“Nigeria does have a problem with corruption and so do many other countries,” Okonjo-Iweala told CNN’s Christiane Amanpour in an interview that aired Tuesday. “I don’t like the fact that when people mention the name Nigeria the next thing they mention is corruption.” FULL POST
By Luck Gold & Samuel Burke, CNN
While American waited 35 minutes for the Super Bowl’s lights to come on, Nigerians just chuckled.
They know all too well the problem of power outages: Nigeria has been plagued by rolling blackouts that last hours, sometimes even days.
So as the television audience worldwide waited for the power to come back on, Nigerians took to social media with wit.
"Power outage at the Super Bowl on Sunday. Suddenly, Nigeria doesn't look as dark anymore,” tweeted one Nigerian.
"If they had the Super Bowl in Nigeria, the power coming back on would be the real surprise," another tweeted.
Nigeria’s president, Goodluck Jonathan, recently told CNN’s Christiane Amanpour that his country’s electrical woes have been improving.

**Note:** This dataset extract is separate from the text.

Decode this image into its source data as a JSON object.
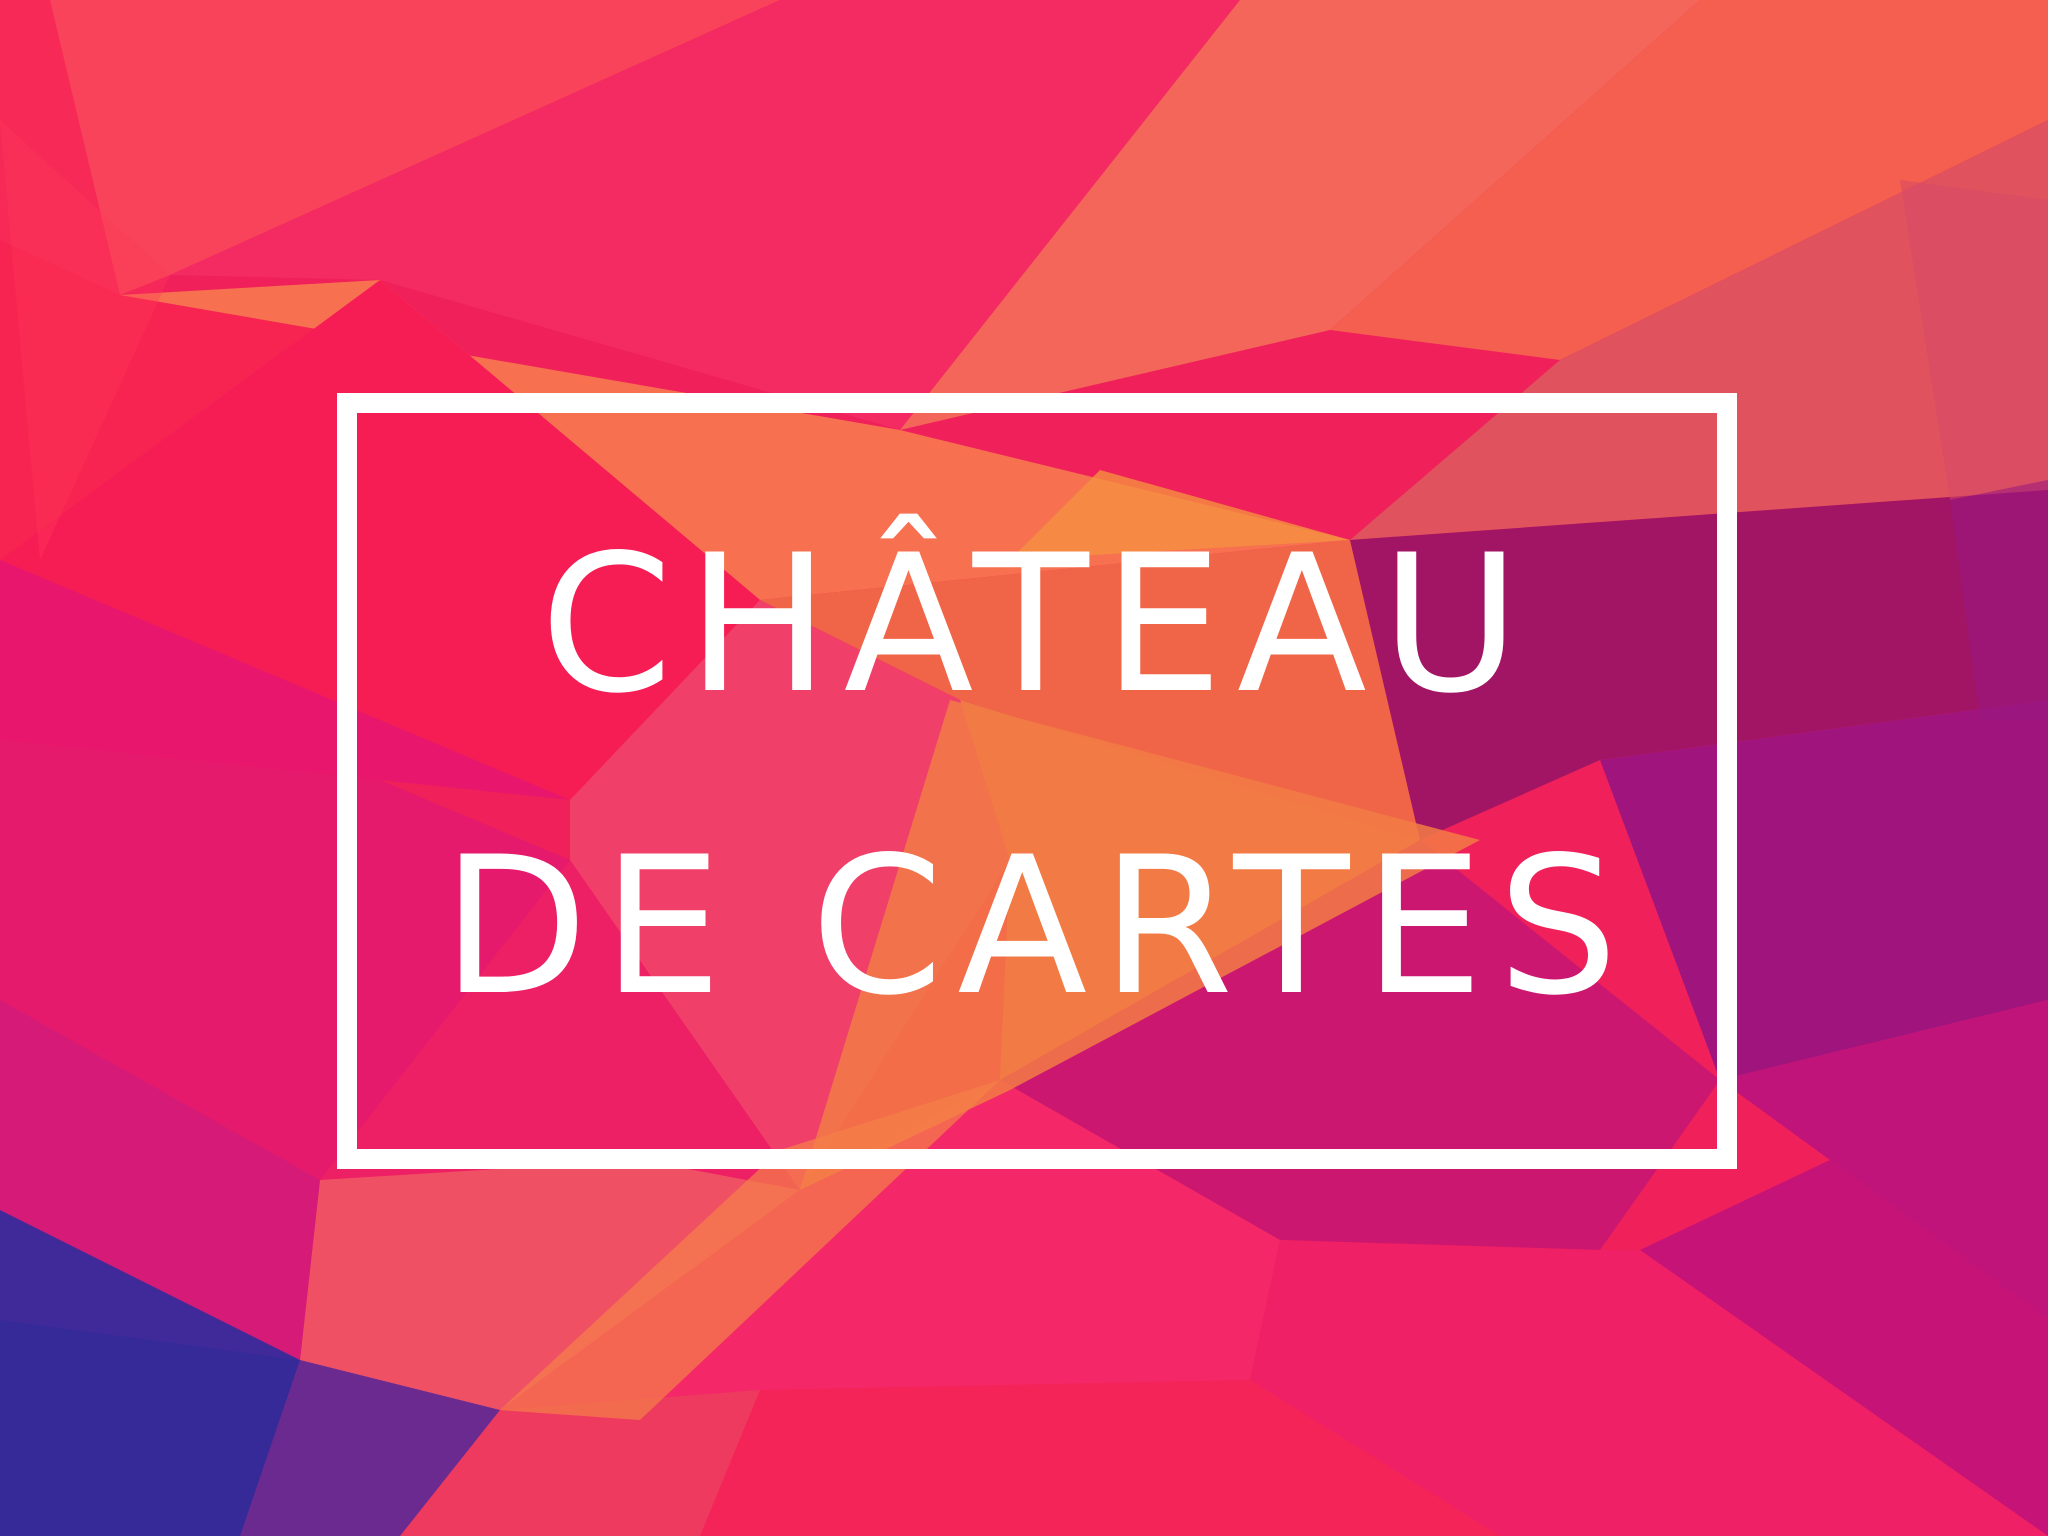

“That is one area that Nigerians are quite pleased with the government, that commitment to improve power. It's working,” President Jonathan told the president.
Many Nigerian viewers tweeted messages to Christiane Amanpour to express their continued frustrations about having to rely on back-up generators for power.
In the video above, you can watch an “Open Mic” series CNN conducted after Amanpour’s interview with President Jonathan. We left a microphone in a public place and recorded Nigerians expressing their frustrations with their notoriously unreliable power supply.